Fifth, many things promote insecurity, and they cannot all be thought of as separable. Environmental degradation and pollution, climate change and constrained natural resources, porous borders and weak state capacity, social or economic exclusion, and structural or institutional exclusion all exacerbate problems of insecurity and incentivize individuals to seek alternative situations that increase their short-term security and stability. Groups in resource-depleted areas can often also face ethnic or sectarian violence over access to resources. People in areas where unemployment is high turn to illegal or informal modes of income generation. Additionally, these problems all exacerbate one another. Lack of state control over resources or their distribution permits poor custodianship of those resources. Porous borders make illegal economies more lucrative. Conflict weakens state capacity. Globalization itself worsens insecurity by amplifying its effects across borders.
Sixth, responses to insecurity can be seen as rational attempts to reduce insecurity. If a neighborhood has a high rate of crime and no police protection, it makes sense in the short-term to join a gang for protection. Unemployed, young men who face challenges in securing legitimate livelihoods join gangs to traffic drugs, or join rebel armies for a steady supply of food and pay. Socially excluded groups with no political means of securing access to resources will organize rebellions and wars to gain access. Related to this, steps to crack down on groups that cause insecurity may generate new problems, as the insecurity for the groups itself is increased. A notable example is that, as a result of the Mexican government’s crackdown on narco-trafficking groups, some groups have splintered off and begun extorting schools and other local officials. These are rational, if awful, responses to increased instability in the lives of the former traffickers. Attempts to crack down on insecurity should be ready for its expression in alternate forms.

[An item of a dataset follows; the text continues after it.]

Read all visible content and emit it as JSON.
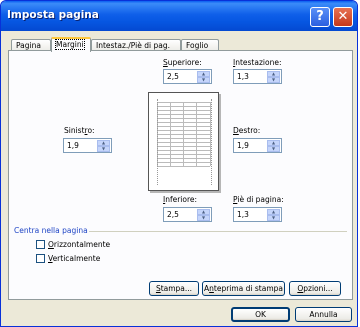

While it is undoubtedly the case that policy-makers and academics have begun to prioritize efforts to mitigate the spread of the kind of insecurity discussed here, too much emphasis is still placed on actions and reactions at the group and national level. Daily insecurity happens at the micro-level, beginning with individuals’ perceptions of and reactions to the environment in which they find themselves. While insecurity and conflict are all connected at the micro-, meso-, and macro- levels, there needs to me more analysis of risk and insecurity that recognizes the effect of these societal dynamics in individuals as well as groups, and understand how the effects at one level aggregate or disaggregate to levels above and below.
Elizabeth Wilke is an economic policy analyst working on social and economic dynamics in countries affected by conflict and high levels of violence, alternative governnance structures, and state-society interactions.
Image source: bass_nroll